In his first Bible teaching in Jeremiah entitled, ‘The broken heart of God’ David, David Parker gave a deeply challenging message, calling us to personal confession, repentance and restoration.
David introduced Jeremiah as a difficult book, not just because of its mixture of styles and non–linear progression, but because of its searing and uncompromising honesty where the real anguish of broken–heartedness lies on every page.
“If there is anything that is abundantly clear from Jeremiah’s passionate, relentless, graphic, and piercingly accurate denunciation of the kingdom of Judah in coming judgement, it is that God has taken His people’s rejection and refusal personally,” he said.

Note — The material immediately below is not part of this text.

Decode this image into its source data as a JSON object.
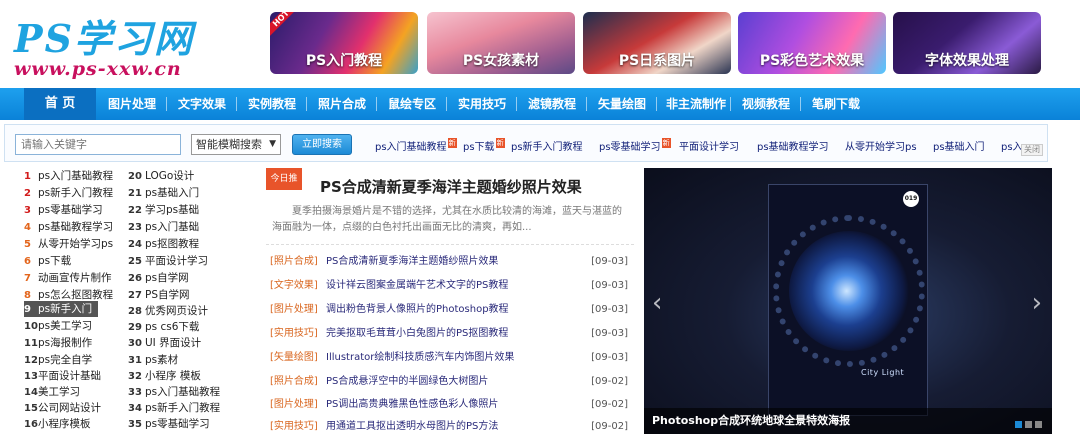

“In the language and emotion of a betrayed spouse, a disregarded father, and an abandoned friend, Jeremiah’s forecast of the cataclysm of Jerusalem’s fall and Judah’s destruction is not seen as just another geopolitical event – the rise and fall of nations in the ancient near eastern world – it is viewed as the tragic outcome of a people’s historic unfaithfulness in their covenant connection with God.”
David continued, saying that Judah’s brokenness and ours is not beyond repair, but only possible if we do three things: respond to hard truth; recapture a bigger history; and reject worthlessness.
He called us to be honest with ourselves about the ways in which we have exchanged faithfulness to God for false idols, habits and props:
“My people have committed two sins: They have forsaken me, the spring of living water, and have dug their own cisterns, broken cisterns that cannot hold water.” (Jer 2:13)
He also urged us to take responsibility for those sins and their consequences:
“Your own conduct and actions have brought this upon you. This is your punishment. How bitter it is! How it pierces to the heart!” (Jer 4:18)
David noted that it’s easier to respond to hard truths about ourselves given by those who also speak positively to us. How much more then should we accept hard truths from God, who tells us such wonderful truths about ourselves.
He encouraged us to recapture our place in God’s history – a history far bigger and better than that which we could ever create for ourselves.
And finally to reject worthlessness by rejecting the idols that make us worthless. (Jeremiah 2:5)